12/15 Making Birds Count
Birds are everywhere. They are agile, inspiring, mysterious, and they are also threatened. As biological indicators, they help determine the health of our surrounding areas and guide communities to take positive actions for natural and urban environments. Learn how to identify local winter birds, and how you can help researchers from home through upcoming bird counts.
PNW Backyard Winter Birds: Ed Dominguez
Learn about and marvel at the birds you’ll find in your backyard and neighborhood this winter! From the small bushtits and juncos to the varied thrushes and pileated woodpeckers, discover where and when you’ll typically find them, what to look and listen for, and how to tell them apart. Ed has been an educator and outdoor leader in the Pacific Northwest for over 30 years and will share his identification skills of flora and fauna, along with his levels of appreciation for them. Until recently, he served as lead naturalist at the Seward Park Audubon Center in Seattle. He also worked as a naturalist for the North Cascades Institute, and for 25 years he has been a scramble (mountaineering) leader for The Mountaineers, co-founding their Introduction to the Natural World course. He is now leading private walks, and continues to share his passion and skills through videos on his YouTube channel, Getting Wild. Regardless of the format, Ed’s hope is that by sharing insights into the natural world around us, he can enrich your life whenever you step outside; whether in your backyard, your neighborhood, your local lake or stream, or out in the mountains.
If You Can Count, You Can Help Birds: Kharli Rose
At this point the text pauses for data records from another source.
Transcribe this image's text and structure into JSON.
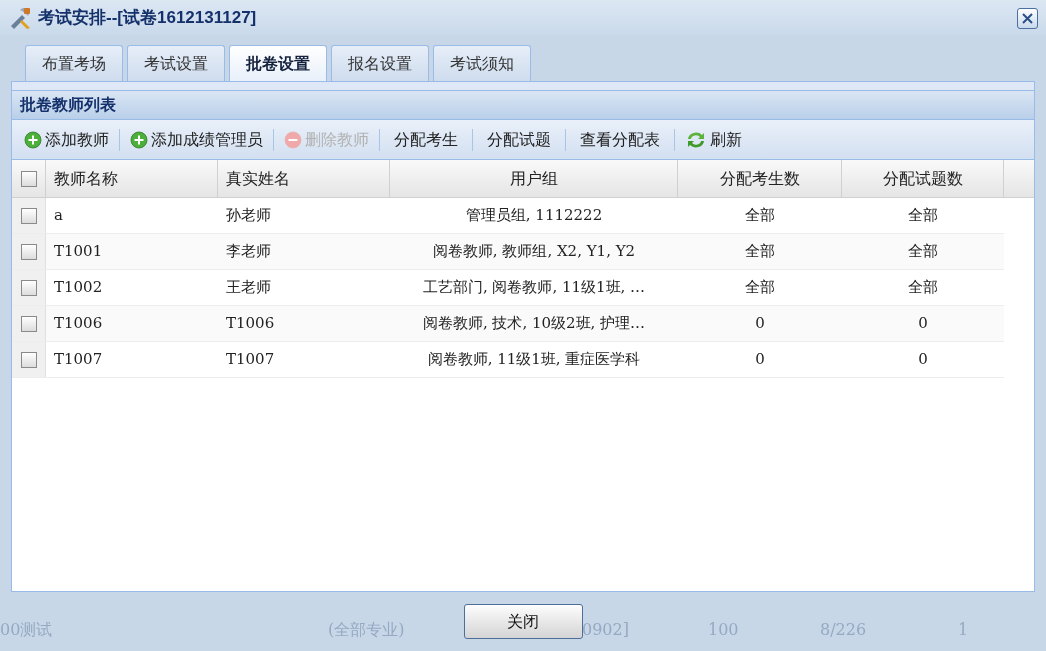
{
  "window": {
    "title": "考试安排--[试卷1612131127]"
  },
  "tabs": [
    {
      "label": "布置考场",
      "selected": false
    },
    {
      "label": "考试设置",
      "selected": false
    },
    {
      "label": "批卷设置",
      "selected": true
    },
    {
      "label": "报名设置",
      "selected": false
    },
    {
      "label": "考试须知",
      "selected": false
    }
  ],
  "panel": {
    "title": "批卷教师列表"
  },
  "toolbar": [
    {
      "label": "添加教师",
      "kind": "add",
      "disabled": false
    },
    {
      "label": "添加成绩管理员",
      "kind": "add",
      "disabled": false
    },
    {
      "label": "删除教师",
      "kind": "remove",
      "disabled": true
    },
    {
      "label": "分配考生",
      "kind": "plain",
      "disabled": false
    },
    {
      "label": "分配试题",
      "kind": "plain",
      "disabled": false
    },
    {
      "label": "查看分配表",
      "kind": "plain",
      "disabled": false
    },
    {
      "label": "刷新",
      "kind": "refresh",
      "disabled": false
    }
  ],
  "table": {
    "select_all": {
      "checked": false
    },
    "columns": [
      "教师名称",
      "真实姓名",
      "用户组",
      "分配考生数",
      "分配试题数"
    ],
    "rows": [
      {
        "checked": false,
        "cells": [
          "a",
          "孙老师",
          "管理员组, 1112222",
          "全部",
          "全部"
        ]
      },
      {
        "checked": false,
        "cells": [
          "T1001",
          "李老师",
          "阅卷教师, 教师组, X2, Y1, Y2",
          "全部",
          "全部"
        ]
      },
      {
        "checked": false,
        "cells": [
          "T1002",
          "王老师",
          "工艺部门, 阅卷教师, 11级1班, …",
          "全部",
          "全部"
        ]
      },
      {
        "checked": false,
        "cells": [
          "T1006",
          "T1006",
          "阅卷教师, 技术, 10级2班, 护理…",
          "0",
          "0"
        ]
      },
      {
        "checked": false,
        "cells": [
          "T1007",
          "T1007",
          "阅卷教师, 11级1班, 重症医学科",
          "0",
          "0"
        ]
      }
    ]
  },
  "background_row": [
    "00测试",
    "(全部专业)",
    "0902]",
    "100",
    "8/226",
    "1"
  ],
  "buttons": [
    "关闭"
  ]
}
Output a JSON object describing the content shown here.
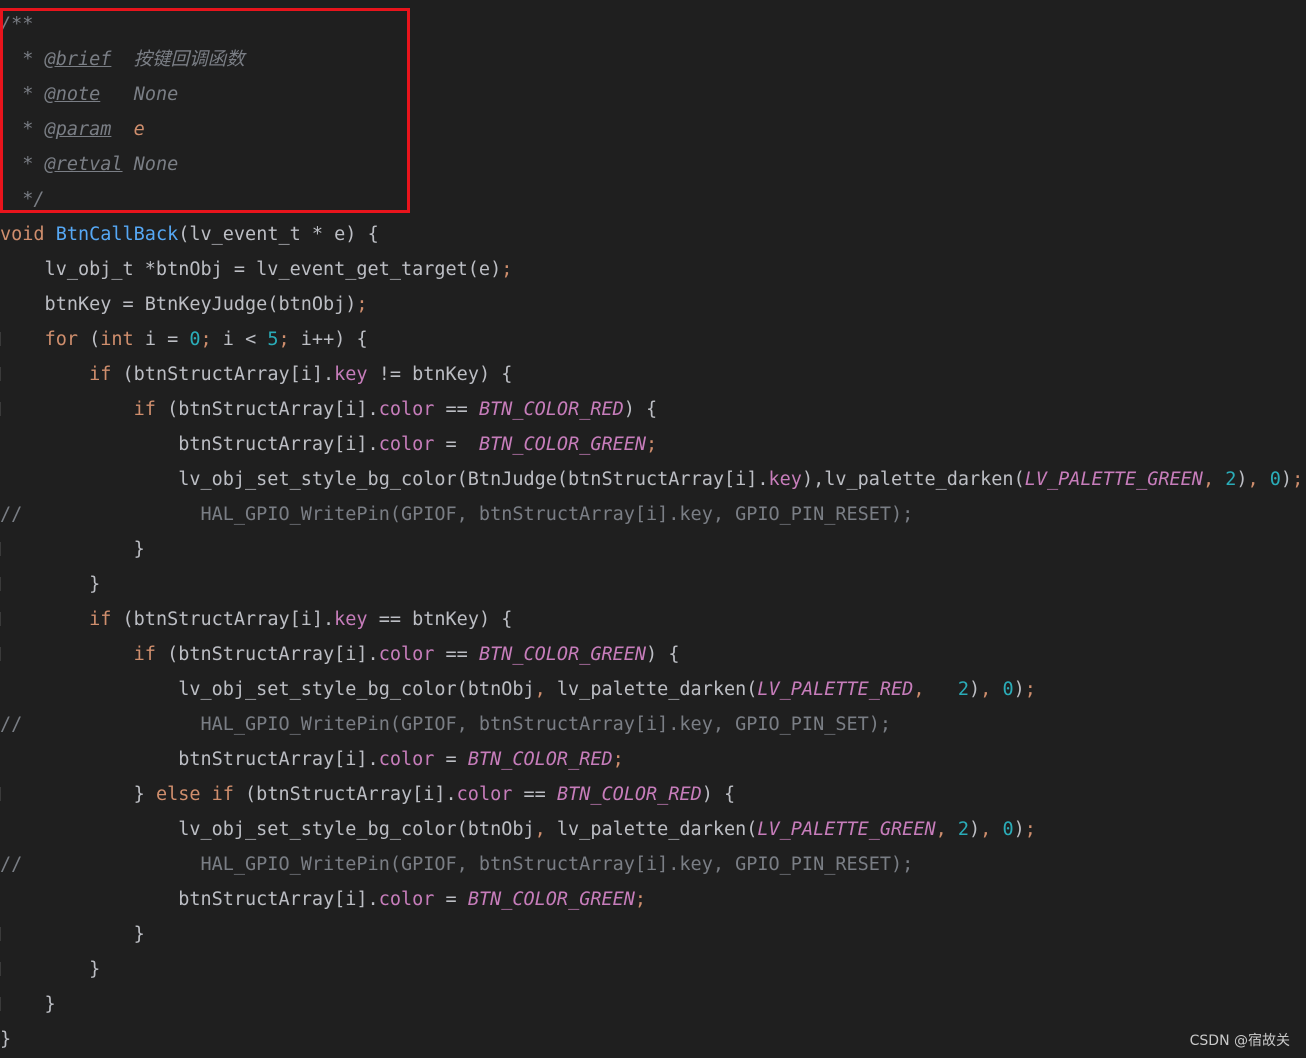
{
  "editor": {
    "lines": [
      {
        "guide": false,
        "tokens": [
          [
            "/**",
            "doc"
          ]
        ]
      },
      {
        "guide": false,
        "tokens": [
          [
            "  * ",
            "doc"
          ],
          [
            "@brief",
            "doctag"
          ],
          [
            "  ",
            "doc"
          ],
          [
            "按键回调函数",
            "doctext"
          ]
        ]
      },
      {
        "guide": false,
        "tokens": [
          [
            "  * ",
            "doc"
          ],
          [
            "@note",
            "doctag"
          ],
          [
            "   ",
            "doc"
          ],
          [
            "None",
            "doctext"
          ]
        ]
      },
      {
        "guide": false,
        "tokens": [
          [
            "  * ",
            "doc"
          ],
          [
            "@param",
            "doctag"
          ],
          [
            "  ",
            "doc"
          ],
          [
            "e",
            "docparam"
          ]
        ]
      },
      {
        "guide": false,
        "tokens": [
          [
            "  * ",
            "doc"
          ],
          [
            "@retval",
            "doctag"
          ],
          [
            " ",
            "doc"
          ],
          [
            "None",
            "doctext"
          ]
        ]
      },
      {
        "guide": false,
        "tokens": [
          [
            "  */",
            "doc"
          ]
        ]
      },
      {
        "guide": false,
        "tokens": [
          [
            "void",
            "kw"
          ],
          [
            " ",
            "plain"
          ],
          [
            "BtnCallBack",
            "fndecl"
          ],
          [
            "(lv_event_t * e) {",
            "plain"
          ]
        ]
      },
      {
        "guide": false,
        "tokens": [
          [
            "    lv_obj_t *btnObj = lv_event_get_target(e)",
            "plain"
          ],
          [
            ";",
            "punct"
          ]
        ]
      },
      {
        "guide": false,
        "tokens": [
          [
            "    btnKey = BtnKeyJudge(btnObj)",
            "plain"
          ],
          [
            ";",
            "punct"
          ]
        ]
      },
      {
        "guide": true,
        "tokens": [
          [
            "    ",
            "plain"
          ],
          [
            "for",
            "kw"
          ],
          [
            " (",
            "plain"
          ],
          [
            "int",
            "kw"
          ],
          [
            " i = ",
            "plain"
          ],
          [
            "0",
            "num"
          ],
          [
            ";",
            "punct"
          ],
          [
            " i < ",
            "plain"
          ],
          [
            "5",
            "num"
          ],
          [
            ";",
            "punct"
          ],
          [
            " i++) {",
            "plain"
          ]
        ]
      },
      {
        "guide": true,
        "tokens": [
          [
            "        ",
            "plain"
          ],
          [
            "if",
            "kw"
          ],
          [
            " (btnStructArray[i].",
            "plain"
          ],
          [
            "key",
            "field"
          ],
          [
            " != btnKey) {",
            "plain"
          ]
        ]
      },
      {
        "guide": true,
        "tokens": [
          [
            "            ",
            "plain"
          ],
          [
            "if",
            "kw"
          ],
          [
            " (btnStructArray[i].",
            "plain"
          ],
          [
            "color",
            "field"
          ],
          [
            " == ",
            "plain"
          ],
          [
            "BTN_COLOR_RED",
            "const"
          ],
          [
            ") {",
            "plain"
          ]
        ]
      },
      {
        "guide": false,
        "tokens": [
          [
            "                btnStructArray[i].",
            "plain"
          ],
          [
            "color",
            "field"
          ],
          [
            " =  ",
            "plain"
          ],
          [
            "BTN_COLOR_GREEN",
            "const"
          ],
          [
            ";",
            "punct"
          ]
        ]
      },
      {
        "guide": false,
        "tokens": [
          [
            "                lv_obj_set_style_bg_color(BtnJudge(btnStructArray[i].",
            "plain"
          ],
          [
            "key",
            "field"
          ],
          [
            "),lv_palette_darken(",
            "plain"
          ],
          [
            "LV_PALETTE_GREEN",
            "const"
          ],
          [
            ", ",
            "punct"
          ],
          [
            "2",
            "num"
          ],
          [
            ")",
            "plain"
          ],
          [
            ", ",
            "punct"
          ],
          [
            "0",
            "num"
          ],
          [
            ")",
            "plain"
          ],
          [
            ";",
            "punct"
          ]
        ]
      },
      {
        "guide": false,
        "tokens": [
          [
            "//                HAL_GPIO_WritePin(GPIOF, btnStructArray[i].key, GPIO_PIN_RESET);",
            "comment"
          ]
        ]
      },
      {
        "guide": true,
        "tokens": [
          [
            "            }",
            "plain"
          ]
        ]
      },
      {
        "guide": true,
        "tokens": [
          [
            "        }",
            "plain"
          ]
        ]
      },
      {
        "guide": true,
        "tokens": [
          [
            "        ",
            "plain"
          ],
          [
            "if",
            "kw"
          ],
          [
            " (btnStructArray[i].",
            "plain"
          ],
          [
            "key",
            "field"
          ],
          [
            " == btnKey) {",
            "plain"
          ]
        ]
      },
      {
        "guide": true,
        "tokens": [
          [
            "            ",
            "plain"
          ],
          [
            "if",
            "kw"
          ],
          [
            " (btnStructArray[i].",
            "plain"
          ],
          [
            "color",
            "field"
          ],
          [
            " == ",
            "plain"
          ],
          [
            "BTN_COLOR_GREEN",
            "const"
          ],
          [
            ") {",
            "plain"
          ]
        ]
      },
      {
        "guide": false,
        "tokens": [
          [
            "                lv_obj_set_style_bg_color(btnObj",
            "plain"
          ],
          [
            ", ",
            "punct"
          ],
          [
            "lv_palette_darken(",
            "plain"
          ],
          [
            "LV_PALETTE_RED",
            "const"
          ],
          [
            ",   ",
            "punct"
          ],
          [
            "2",
            "num"
          ],
          [
            ")",
            "plain"
          ],
          [
            ", ",
            "punct"
          ],
          [
            "0",
            "num"
          ],
          [
            ")",
            "plain"
          ],
          [
            ";",
            "punct"
          ]
        ]
      },
      {
        "guide": false,
        "tokens": [
          [
            "//                HAL_GPIO_WritePin(GPIOF, btnStructArray[i].key, GPIO_PIN_SET);",
            "comment"
          ]
        ]
      },
      {
        "guide": false,
        "tokens": [
          [
            "                btnStructArray[i].",
            "plain"
          ],
          [
            "color",
            "field"
          ],
          [
            " = ",
            "plain"
          ],
          [
            "BTN_COLOR_RED",
            "const"
          ],
          [
            ";",
            "punct"
          ]
        ]
      },
      {
        "guide": true,
        "tokens": [
          [
            "            } ",
            "plain"
          ],
          [
            "else if",
            "kw"
          ],
          [
            " (btnStructArray[i].",
            "plain"
          ],
          [
            "color",
            "field"
          ],
          [
            " == ",
            "plain"
          ],
          [
            "BTN_COLOR_RED",
            "const"
          ],
          [
            ") {",
            "plain"
          ]
        ]
      },
      {
        "guide": false,
        "tokens": [
          [
            "                lv_obj_set_style_bg_color(btnObj",
            "plain"
          ],
          [
            ", ",
            "punct"
          ],
          [
            "lv_palette_darken(",
            "plain"
          ],
          [
            "LV_PALETTE_GREEN",
            "const"
          ],
          [
            ", ",
            "punct"
          ],
          [
            "2",
            "num"
          ],
          [
            ")",
            "plain"
          ],
          [
            ", ",
            "punct"
          ],
          [
            "0",
            "num"
          ],
          [
            ")",
            "plain"
          ],
          [
            ";",
            "punct"
          ]
        ]
      },
      {
        "guide": false,
        "tokens": [
          [
            "//                HAL_GPIO_WritePin(GPIOF, btnStructArray[i].key, GPIO_PIN_RESET);",
            "comment"
          ]
        ]
      },
      {
        "guide": false,
        "tokens": [
          [
            "                btnStructArray[i].",
            "plain"
          ],
          [
            "color",
            "field"
          ],
          [
            " = ",
            "plain"
          ],
          [
            "BTN_COLOR_GREEN",
            "const"
          ],
          [
            ";",
            "punct"
          ]
        ]
      },
      {
        "guide": true,
        "tokens": [
          [
            "            }",
            "plain"
          ]
        ]
      },
      {
        "guide": true,
        "tokens": [
          [
            "        }",
            "plain"
          ]
        ]
      },
      {
        "guide": true,
        "tokens": [
          [
            "    }",
            "plain"
          ]
        ]
      },
      {
        "guide": false,
        "tokens": [
          [
            "}",
            "plain"
          ]
        ]
      }
    ]
  },
  "highlight": {
    "color": "#e8141c"
  },
  "watermark": {
    "text": "CSDN @宿故关"
  }
}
Birds can inspire and enlighten us, so it’s time to uplift them. They face increasing threats, but all ages can help by simply counting them. Scientists and bird enthusiasts can learn a lot by knowing where the birds are. Their populations are dynamic and constantly in flux, which can make monitoring them challenging. Community science projects, such as the Great Backyard Bird Count, Audubon Christmas Bird Counts, Project Feeder Watch and eBird submissions provide the “big picture” about what is happening to bird populations. The more data is collected, the more scientists can investigate far-reaching questions about birds, the environment, and our role within theirs. Regardless of your birding skill level, Kharli Rose will share resources and information about upcoming counts and community projects, mostly that can be done from home. As the community engagement manager at the Environmental Science Center, you may have found her birding with toddlers at Seahurst Park, or at ESC’s annual Bird Fest, which she coordinates. She spent a decade in the news industry and began birding in the middle of it. This joy soon revealed many natural connections and a desire to share them with others. Working with national estuary programs, natural resource departments and local Audubon groups were wonderful conduits. Kharli is thrilled to fuse environmental stewardship with community involvement, and hopes to have more people spread the bird word.